Principal Chief Smith says he feels confident that Poteete will be an outstanding Supreme Court Justice because of his record of service to the Cherokee people, his extensive experience inside the Cherokee Nation government and his deep knowledge of Cherokee history. He describes Poteete as a man of integrity and sound judgment with deep roots in the Cherokee Nation.
“Troy is, simply put, of the Cherokee community,” Smith said, “His tenure working for both the executive and legislative branches of the Cherokee Nation have created a great breadth of knowledge of the tribe, which would be hard to match in another candidate. In fact, it would be hard to find anyone more conversant of the past, present and future of the Cherokee Nation.”

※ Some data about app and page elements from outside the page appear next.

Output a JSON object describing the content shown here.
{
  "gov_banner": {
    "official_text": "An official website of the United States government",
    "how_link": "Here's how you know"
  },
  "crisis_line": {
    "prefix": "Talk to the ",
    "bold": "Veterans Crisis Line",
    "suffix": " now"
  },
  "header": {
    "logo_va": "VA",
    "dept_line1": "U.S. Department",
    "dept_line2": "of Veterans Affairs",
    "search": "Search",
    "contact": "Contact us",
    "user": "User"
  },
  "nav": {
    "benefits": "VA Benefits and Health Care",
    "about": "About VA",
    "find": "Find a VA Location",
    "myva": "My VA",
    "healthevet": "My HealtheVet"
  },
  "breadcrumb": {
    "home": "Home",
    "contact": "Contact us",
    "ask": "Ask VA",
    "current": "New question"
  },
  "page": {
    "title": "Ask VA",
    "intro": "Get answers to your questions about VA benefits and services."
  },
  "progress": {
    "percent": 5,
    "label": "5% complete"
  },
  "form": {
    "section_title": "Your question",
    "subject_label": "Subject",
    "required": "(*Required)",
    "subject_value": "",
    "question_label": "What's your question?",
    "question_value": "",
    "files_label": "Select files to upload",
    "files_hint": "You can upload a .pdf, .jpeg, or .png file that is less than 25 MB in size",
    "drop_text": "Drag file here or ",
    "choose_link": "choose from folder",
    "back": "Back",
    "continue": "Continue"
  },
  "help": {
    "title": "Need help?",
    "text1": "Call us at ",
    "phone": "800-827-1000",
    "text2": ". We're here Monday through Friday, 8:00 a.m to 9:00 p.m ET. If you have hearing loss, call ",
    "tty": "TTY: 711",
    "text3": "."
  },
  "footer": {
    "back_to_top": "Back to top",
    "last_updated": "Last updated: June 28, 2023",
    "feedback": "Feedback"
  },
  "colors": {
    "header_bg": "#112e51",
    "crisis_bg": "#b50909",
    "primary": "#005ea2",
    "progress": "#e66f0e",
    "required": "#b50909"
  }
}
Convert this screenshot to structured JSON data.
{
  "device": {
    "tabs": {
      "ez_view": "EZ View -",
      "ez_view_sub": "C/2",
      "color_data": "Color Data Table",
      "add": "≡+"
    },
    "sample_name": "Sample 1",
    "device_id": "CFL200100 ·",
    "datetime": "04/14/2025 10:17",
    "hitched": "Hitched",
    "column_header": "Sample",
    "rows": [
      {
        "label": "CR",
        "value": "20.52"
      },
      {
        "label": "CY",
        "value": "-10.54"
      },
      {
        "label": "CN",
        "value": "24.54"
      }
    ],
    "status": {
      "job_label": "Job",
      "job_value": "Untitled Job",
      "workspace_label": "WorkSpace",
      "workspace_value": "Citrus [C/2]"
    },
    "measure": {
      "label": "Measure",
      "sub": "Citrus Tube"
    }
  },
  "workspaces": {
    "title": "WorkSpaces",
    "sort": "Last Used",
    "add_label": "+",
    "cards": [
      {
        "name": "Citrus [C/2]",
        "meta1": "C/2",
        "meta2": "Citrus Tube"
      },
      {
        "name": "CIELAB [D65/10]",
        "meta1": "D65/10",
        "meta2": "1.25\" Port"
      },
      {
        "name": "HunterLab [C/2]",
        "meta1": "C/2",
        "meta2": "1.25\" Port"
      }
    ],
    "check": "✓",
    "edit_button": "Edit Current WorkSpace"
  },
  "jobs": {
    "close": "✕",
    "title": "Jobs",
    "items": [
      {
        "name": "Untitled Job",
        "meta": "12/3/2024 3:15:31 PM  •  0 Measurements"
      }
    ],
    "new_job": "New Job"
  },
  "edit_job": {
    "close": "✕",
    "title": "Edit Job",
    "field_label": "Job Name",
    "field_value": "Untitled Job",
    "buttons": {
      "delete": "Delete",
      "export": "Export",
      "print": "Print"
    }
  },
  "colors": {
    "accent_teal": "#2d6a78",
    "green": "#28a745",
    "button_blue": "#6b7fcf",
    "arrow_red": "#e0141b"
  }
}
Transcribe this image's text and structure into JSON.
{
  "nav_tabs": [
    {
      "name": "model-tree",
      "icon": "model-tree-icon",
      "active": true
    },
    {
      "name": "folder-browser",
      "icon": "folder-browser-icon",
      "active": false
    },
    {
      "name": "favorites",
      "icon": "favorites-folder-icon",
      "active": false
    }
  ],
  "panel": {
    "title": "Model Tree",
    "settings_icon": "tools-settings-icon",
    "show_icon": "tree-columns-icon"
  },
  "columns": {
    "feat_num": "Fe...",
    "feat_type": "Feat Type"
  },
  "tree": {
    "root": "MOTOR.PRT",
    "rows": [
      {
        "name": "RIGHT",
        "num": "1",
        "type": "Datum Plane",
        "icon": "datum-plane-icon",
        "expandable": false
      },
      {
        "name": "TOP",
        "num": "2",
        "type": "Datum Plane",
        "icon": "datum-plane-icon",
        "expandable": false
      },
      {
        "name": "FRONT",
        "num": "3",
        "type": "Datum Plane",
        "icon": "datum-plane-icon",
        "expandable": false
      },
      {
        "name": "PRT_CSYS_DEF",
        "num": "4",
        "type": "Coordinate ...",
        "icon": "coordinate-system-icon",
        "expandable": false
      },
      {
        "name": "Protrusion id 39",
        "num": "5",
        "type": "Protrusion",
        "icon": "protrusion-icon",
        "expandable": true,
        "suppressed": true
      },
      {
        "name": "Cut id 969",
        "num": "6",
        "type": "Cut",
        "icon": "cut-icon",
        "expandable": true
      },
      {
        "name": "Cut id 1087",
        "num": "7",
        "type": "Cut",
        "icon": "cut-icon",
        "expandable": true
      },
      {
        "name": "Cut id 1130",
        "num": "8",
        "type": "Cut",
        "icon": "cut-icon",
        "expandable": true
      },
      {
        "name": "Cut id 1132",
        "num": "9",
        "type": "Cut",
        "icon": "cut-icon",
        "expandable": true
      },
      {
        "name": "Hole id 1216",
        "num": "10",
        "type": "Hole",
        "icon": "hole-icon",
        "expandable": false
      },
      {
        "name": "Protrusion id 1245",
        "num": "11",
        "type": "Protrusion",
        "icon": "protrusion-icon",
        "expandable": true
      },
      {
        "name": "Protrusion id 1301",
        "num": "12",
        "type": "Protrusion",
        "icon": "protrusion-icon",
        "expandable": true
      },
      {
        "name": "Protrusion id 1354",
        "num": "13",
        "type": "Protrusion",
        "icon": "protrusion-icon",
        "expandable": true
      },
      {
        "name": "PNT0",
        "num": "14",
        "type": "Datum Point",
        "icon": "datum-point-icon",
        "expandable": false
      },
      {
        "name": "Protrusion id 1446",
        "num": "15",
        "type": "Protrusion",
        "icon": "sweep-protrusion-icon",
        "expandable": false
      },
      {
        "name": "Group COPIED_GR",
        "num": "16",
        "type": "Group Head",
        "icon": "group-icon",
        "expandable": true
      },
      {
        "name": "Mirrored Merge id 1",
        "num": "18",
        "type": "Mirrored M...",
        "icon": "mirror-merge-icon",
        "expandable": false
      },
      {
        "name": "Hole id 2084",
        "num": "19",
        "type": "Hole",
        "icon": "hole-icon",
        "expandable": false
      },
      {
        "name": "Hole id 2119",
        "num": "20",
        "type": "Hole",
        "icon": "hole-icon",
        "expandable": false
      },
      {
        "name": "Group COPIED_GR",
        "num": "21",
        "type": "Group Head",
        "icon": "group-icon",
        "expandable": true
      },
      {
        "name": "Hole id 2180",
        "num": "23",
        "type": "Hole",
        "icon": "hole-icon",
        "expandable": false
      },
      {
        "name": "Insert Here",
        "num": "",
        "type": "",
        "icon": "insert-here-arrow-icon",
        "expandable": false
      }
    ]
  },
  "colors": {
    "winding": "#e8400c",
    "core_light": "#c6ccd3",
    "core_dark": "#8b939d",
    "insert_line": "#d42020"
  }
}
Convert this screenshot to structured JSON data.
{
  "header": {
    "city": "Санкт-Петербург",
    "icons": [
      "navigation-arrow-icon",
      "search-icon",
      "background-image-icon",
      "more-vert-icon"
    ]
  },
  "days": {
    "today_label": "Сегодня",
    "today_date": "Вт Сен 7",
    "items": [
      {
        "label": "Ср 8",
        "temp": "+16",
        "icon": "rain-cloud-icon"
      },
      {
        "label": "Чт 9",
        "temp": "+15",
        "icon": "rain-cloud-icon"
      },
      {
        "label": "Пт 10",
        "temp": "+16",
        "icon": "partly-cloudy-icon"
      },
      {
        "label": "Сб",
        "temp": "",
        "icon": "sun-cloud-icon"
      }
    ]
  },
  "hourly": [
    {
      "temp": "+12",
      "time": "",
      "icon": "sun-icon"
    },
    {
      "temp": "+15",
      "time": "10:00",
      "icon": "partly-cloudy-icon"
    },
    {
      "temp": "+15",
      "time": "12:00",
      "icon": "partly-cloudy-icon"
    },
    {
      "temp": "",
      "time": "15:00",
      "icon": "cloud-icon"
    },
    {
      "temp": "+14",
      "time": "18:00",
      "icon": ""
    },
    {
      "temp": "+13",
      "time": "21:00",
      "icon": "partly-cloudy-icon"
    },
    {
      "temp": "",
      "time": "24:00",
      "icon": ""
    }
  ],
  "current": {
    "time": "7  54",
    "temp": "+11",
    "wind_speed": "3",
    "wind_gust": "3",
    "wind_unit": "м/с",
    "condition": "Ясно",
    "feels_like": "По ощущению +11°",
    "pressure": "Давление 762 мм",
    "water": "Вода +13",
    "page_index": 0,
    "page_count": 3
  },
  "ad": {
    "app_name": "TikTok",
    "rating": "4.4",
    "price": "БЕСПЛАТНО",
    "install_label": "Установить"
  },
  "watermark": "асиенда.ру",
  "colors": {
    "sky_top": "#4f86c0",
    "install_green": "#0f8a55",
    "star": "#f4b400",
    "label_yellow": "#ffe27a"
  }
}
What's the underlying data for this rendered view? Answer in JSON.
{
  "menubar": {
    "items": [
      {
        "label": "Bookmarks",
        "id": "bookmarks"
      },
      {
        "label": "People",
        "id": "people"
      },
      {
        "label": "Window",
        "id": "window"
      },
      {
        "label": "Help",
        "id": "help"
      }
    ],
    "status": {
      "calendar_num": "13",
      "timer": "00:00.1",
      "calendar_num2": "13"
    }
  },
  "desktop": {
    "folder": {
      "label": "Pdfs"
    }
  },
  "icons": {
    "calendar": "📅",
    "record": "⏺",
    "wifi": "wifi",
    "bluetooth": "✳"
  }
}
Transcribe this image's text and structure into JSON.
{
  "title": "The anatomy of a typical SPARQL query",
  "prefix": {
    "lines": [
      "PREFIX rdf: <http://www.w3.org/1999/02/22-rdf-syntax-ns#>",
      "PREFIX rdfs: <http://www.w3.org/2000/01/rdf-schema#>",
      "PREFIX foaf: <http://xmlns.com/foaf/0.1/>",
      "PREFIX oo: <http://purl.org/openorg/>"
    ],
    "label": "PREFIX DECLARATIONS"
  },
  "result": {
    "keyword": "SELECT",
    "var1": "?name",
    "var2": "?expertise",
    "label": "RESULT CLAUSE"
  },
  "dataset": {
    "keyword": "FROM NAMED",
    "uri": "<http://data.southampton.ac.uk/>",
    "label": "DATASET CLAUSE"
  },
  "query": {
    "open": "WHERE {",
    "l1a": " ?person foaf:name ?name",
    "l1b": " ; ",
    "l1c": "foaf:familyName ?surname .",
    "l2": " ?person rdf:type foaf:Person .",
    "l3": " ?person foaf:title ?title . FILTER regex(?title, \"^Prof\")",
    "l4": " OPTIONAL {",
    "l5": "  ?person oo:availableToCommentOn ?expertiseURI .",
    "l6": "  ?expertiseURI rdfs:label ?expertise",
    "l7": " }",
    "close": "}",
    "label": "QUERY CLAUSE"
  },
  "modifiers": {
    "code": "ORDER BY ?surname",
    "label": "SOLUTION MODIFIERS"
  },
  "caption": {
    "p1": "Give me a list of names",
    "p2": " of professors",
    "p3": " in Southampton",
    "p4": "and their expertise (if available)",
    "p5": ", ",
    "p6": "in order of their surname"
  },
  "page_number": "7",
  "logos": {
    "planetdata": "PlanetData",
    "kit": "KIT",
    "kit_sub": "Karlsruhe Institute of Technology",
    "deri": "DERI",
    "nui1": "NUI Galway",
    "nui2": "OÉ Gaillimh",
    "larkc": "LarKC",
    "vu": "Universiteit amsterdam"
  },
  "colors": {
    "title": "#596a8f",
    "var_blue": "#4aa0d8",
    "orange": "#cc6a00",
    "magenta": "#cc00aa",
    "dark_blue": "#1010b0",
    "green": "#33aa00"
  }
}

Poteete, a popular two-term Cherokee Nation Tribal Council member from 1991 – 1999 has been active in Cherokee affairs for most of his adult life. His activities have included a long record of service to various Cherokee historical organizations, including successfully serving as the executive director of the Cherokee Historical Society for more than two years and he is presently the national vice-president of the National Trail of Tears Association.
“I was raised on Cherokee history and from my earliest years was fascinated with my Cherokee ancestors, particularly my well-known great-great-great grandfather, Judge Franklin Falkner, who served as a judge in the Cherokee Nation’s Sequoyah District Court during the 1870s and 1880s,” Poteete said.
Poteete earned his juris doctorate from the University of Tulsa College of Law in 2001, and was in private practice until 2005. He is a current member in good standing of the Cherokee Bar Association. He currently serves as executive director of the Arkansas Riverbed Authority, with the responsibility for joint administration with the Choctaw and Chickasaw Nations of the tribally owned bed and banks of the Arkansas River between Muskogee and Ft. Smith, Ark. Poteete also brings with him an additional 20 years of experience in the banking and insurance fields.
“Sitting on our Supreme Court is at once a great honor and an awesome responsibility,” said Poteete, “I’m excited about the opportunity to serve in the Judicial Branch of our government. I feel my years in the tribal legislature, particularly as chair of the Rules Committee where we dealt directly with changes to the Cherokee Nation Code, have given me a unique perspective and insight into complex legal issues.”
Former Tribal Council member Barbara Starr-Scott says she is pleased with the Principal Chief’s nominee. “Troy Poteete has a proven record as a strong and independent voice for Cherokee people. He is an excellent choice for the Cherokee Nation Supreme Court,” said Starr-Scott.
The next step in the selection process will be to place the nomination before the Tribal Council for confirmation. That step will happen during the January 25 Rules Committee meeting of the Council, which will take place at 1:00p.m. in the Legislative conference room at the Council House. In order to be confirmed, Poteete will need a simple majority of supporting votes from the Council during the following regularly scheduled Tribal Council meeting. The Cherokee Nation Tribal Council’s meetings are held monthly at the tribal complex south of Tahlequah.